Industry associations call for masterplan to boost deep geothermal energy
Clean Energy Wire
Germany needs a masterplan for deep geothermal energy in order to reap the technology's unused potential to lower CO2 emissions from heating, four industry associations have said in a joint paper. The 37 deep geothermal plants in operation today produce 1.2 terawatt hours (TWh) of climate neutral heat per year. The Leibniz Institute for Applied Geophysics (LIAG), however, estimates that deep geothermal energy - mostly using boreholes that are 2,000 to 3,000 metres deep - has the potential to provide Germany with 100 TWh of heat per year by 2050 – almost 17 percent of the country's expected demand for heating at the time. Channeling geothermal energy through the country's district heating network would be a "logical" and efficient path – and could in the future replace coal-fired heating, write the German Association of Local Utilities (VKU), German Renewable Energy Federation (BEE), the German Geothermal Association (BVG) and Energy Efficiency Association for Heating, Cooling and CHP (AGFW). The associations propose that the current framework conditions for geothermal energy should be developed in order to make projects more attractive.
The heating sector accounts for half of Germany's final energy consumption, making it a vital element in the country's energy transition. Geothermal energy in Germany is largely used for heat production, only a small share for electricity. In 2018, deep geothermal energy accounted for 0.7 percent of Germany's heat consumption supplied by renewables, or 0.1 percent of the country's total heat consumption.
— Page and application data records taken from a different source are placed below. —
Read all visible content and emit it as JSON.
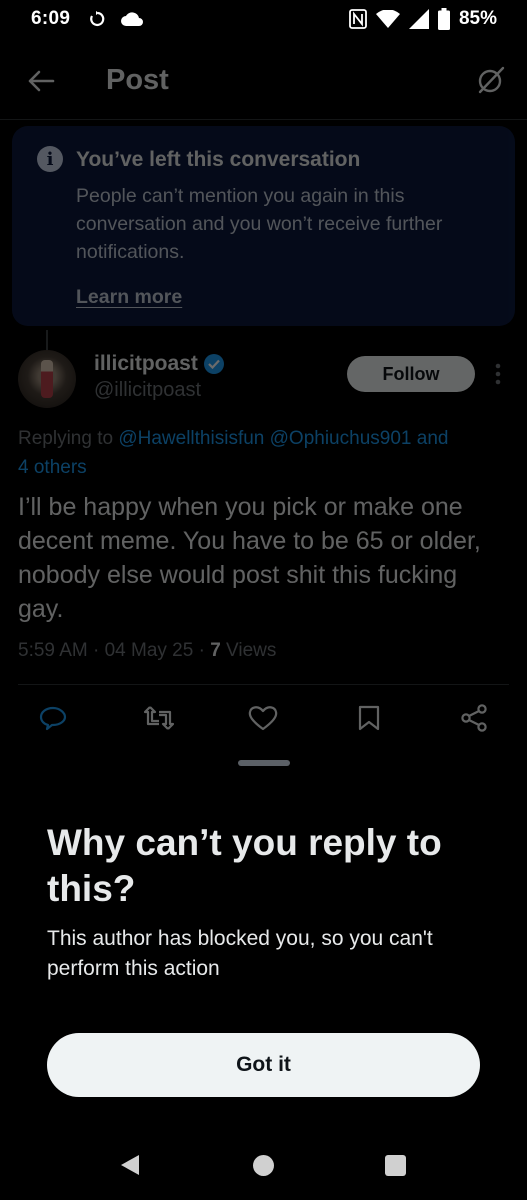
{
  "status_bar": {
    "time": "6:09",
    "battery": "85%",
    "icons": [
      "sync-icon",
      "cloud-icon",
      "nfc-icon",
      "wifi-icon",
      "signal-icon",
      "battery-icon"
    ]
  },
  "header": {
    "title": "Post"
  },
  "notice": {
    "title": "You’ve left this conversation",
    "body": "People can’t mention you again in this conversation and you won’t receive further notifications.",
    "link": "Learn more"
  },
  "post": {
    "author_name": "illicitpoast",
    "author_handle": "@illicitpoast",
    "follow_label": "Follow",
    "replying_prefix": "Replying to",
    "replying_mention_1": "@Hawellthisisfun",
    "replying_mention_2": "@Ophiuchus901",
    "replying_and": "and",
    "replying_others": "4 others",
    "text": "I’ll be happy when you pick or make one decent meme. You have to be 65 or older, nobody else would post shit this fucking gay.",
    "timestamp": "5:59 AM · 04 May 25 · ",
    "views_count": "7",
    "views_label": " Views"
  },
  "sheet": {
    "title": "Why can’t you reply to this?",
    "body": "This author has blocked you, so you can't perform this action",
    "button": "Got it"
  },
  "colors": {
    "background": "#000000",
    "accent": "#1d9bf0",
    "notice_bg": "#0d1a3d",
    "muted_text": "#71767b"
  }
}
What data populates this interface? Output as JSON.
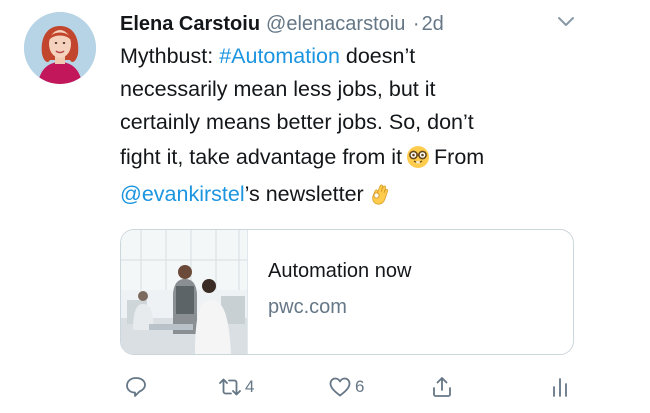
{
  "author": {
    "name": "Elena Carstoiu",
    "handle": "@elenacarstoiu",
    "separator": "·",
    "time": "2d"
  },
  "tweet": {
    "line1": {
      "prefix": "Mythbust: ",
      "hashtag": "#Automation",
      "suffix": " doesn’t"
    },
    "line2": "necessarily mean less jobs, but it",
    "line3": "certainly means better jobs. So, don’t",
    "line4": {
      "text": "fight it, take advantage from it",
      "emoji": "nerd-face-emoji",
      "after": "From"
    },
    "line5": {
      "mention": "@evankirstel",
      "text": "’s newsletter",
      "emoji": "ok-hand-emoji"
    }
  },
  "card": {
    "title": "Automation now",
    "domain": "pwc.com",
    "image": "office-workers-photo"
  },
  "actions": {
    "reply": {
      "icon": "reply-icon",
      "count": ""
    },
    "retweet": {
      "icon": "retweet-icon",
      "count": "4"
    },
    "like": {
      "icon": "heart-icon",
      "count": "6"
    },
    "share": {
      "icon": "share-icon",
      "count": ""
    },
    "analytics": {
      "icon": "analytics-icon",
      "count": ""
    }
  },
  "colors": {
    "link": "#1b95e0",
    "text": "#14171a",
    "secondary": "#657786",
    "border": "#ccd6dd"
  }
}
Recently, an international research project set out to assess geothermal energy as a replacement for coal in North Rhine-Westphalia, Germany's most populous state.